Rockdale Water Authority is in the process of refinancing a nearly $5.5 million bond that currently absorbs 40 percent of all revenue collected by the water department.
Final terms of bond refinancing will be presented to the authority in a called meeting held just before the Board of Commissioners approves the conditions most likely in March.
However, cash saved from refinancing will be used to bring sewer access to critical commercial areas, such as the former John Deere property, said Water and Sewer Authority Chair Elaine Nash.
Water and Sewer Authority members were also briefed on an existing intergovernmental agreement and requirements regarding tracking assets that none of them had known about before. Essentially, revenues derived from assets purchased with tax-exempt bonds, such as the 2005 99A bonds of about $10 million, need to stay with the organization the bonds were issued to, said Nash.
“It’s not going to change the way anything works,” she said. As a housekeeping measure, the county and Authority need to keep their assets straight, she explained.
The Water and Sewer Authority had purchased about 550 acres of land for land application of effluent before the EPA prohibited that activity. The county had been looking at possibly turning some of that land, near Union Church Road, into a park. “These are practical questions on management,” she said.
Water rate hike
Water officials will be holding public information sessions in coming months to explain the looming water and sewer rate increases necessary to maintain the county’s system.

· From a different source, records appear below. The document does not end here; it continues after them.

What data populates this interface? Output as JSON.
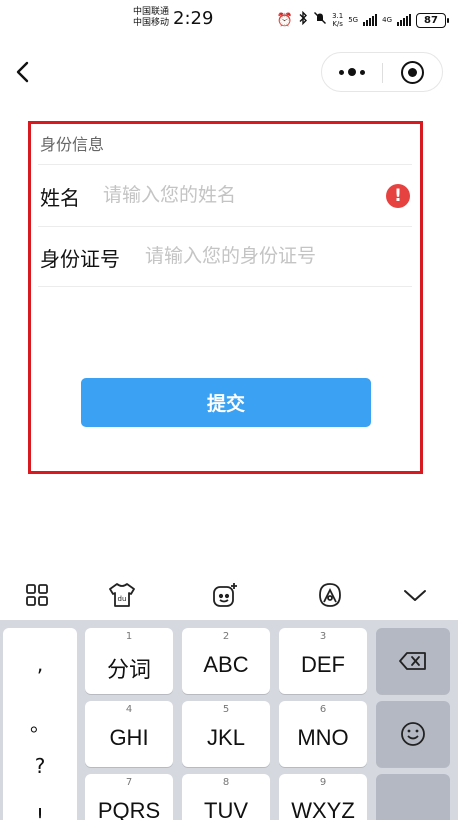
{
  "status_bar": {
    "carrier_1": "中国联通",
    "carrier_2": "中国移动",
    "time": "2:29",
    "speed_value": "3.1",
    "speed_unit": "K/s",
    "net_1": "5G",
    "net_2": "4G",
    "battery": "87"
  },
  "form": {
    "section_title": "身份信息",
    "name_label": "姓名",
    "name_placeholder": "请输入您的姓名",
    "name_value": "",
    "id_label": "身份证号",
    "id_placeholder": "请输入您的身份证号",
    "id_value": "",
    "error_mark": "!",
    "submit_label": "提交",
    "highlight_color": "#d71920",
    "button_color": "#3aa1f3"
  },
  "keyboard": {
    "keys": [
      {
        "num": "1",
        "label": "分词"
      },
      {
        "num": "2",
        "label": "ABC"
      },
      {
        "num": "3",
        "label": "DEF"
      },
      {
        "num": "4",
        "label": "GHI"
      },
      {
        "num": "5",
        "label": "JKL"
      },
      {
        "num": "6",
        "label": "MNO"
      },
      {
        "num": "7",
        "label": "PQRS"
      },
      {
        "num": "8",
        "label": "TUV"
      },
      {
        "num": "9",
        "label": "WXYZ"
      }
    ],
    "punctuation": [
      ",",
      "。",
      "?",
      "!"
    ],
    "toolbar_icons": [
      "grid-icon",
      "skin-icon",
      "emoji-sticker-icon",
      "input-method-icon",
      "chevron-down-icon"
    ],
    "right_icons": [
      "backspace-icon",
      "emoji-icon"
    ]
  }
}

A study by consultants Rafetlis presented in December recommended raising sewer consumption rates for households by 15 percent over three years and adjusting the price structure for water consumption rates. The base rate for water and sewer would not be changed.
The average residential consumer, based on using 6,000 gallons a month and currently paying $72.88 a month, might see an increase in their water and sewer bill of $5.67 or 7.8 percent the first year, $5.25 or 6.7 percent the second year, and $4.86 or 5.8 percent the third year.
Water officials have fielded complaints from residents who feel Rockdale’s water rates are excessive, especially when compared those in DeKalb and other metro counties.
“We need to remind people that DeKalb has 700,000 people and probably 10 times more customers than us(Rockdale),” Rockdale Water Authority Chairman Elaine Nash said during the authority’s first meeting of 2012 Thursday. “If you have a smaller county and less people per linear mile, you divide by the cost by the number of people you have.”
According to Rockdale Water Resources Director Dwight Wicks, a rate increase is necessary because the water department is in need of capital due to a decline in net assets over the last five years. Wicks said contributions from developers and from funds generated through SPLOST have significantly declined since 2007 and the department is unable to maintain the current system or make any improvements unless rates are increased.
Newly appointed Water Authority member David Shipp said Thursday, “It is a constantly improving situation. We are getting the debt down and over time will have more money to maintain the system.”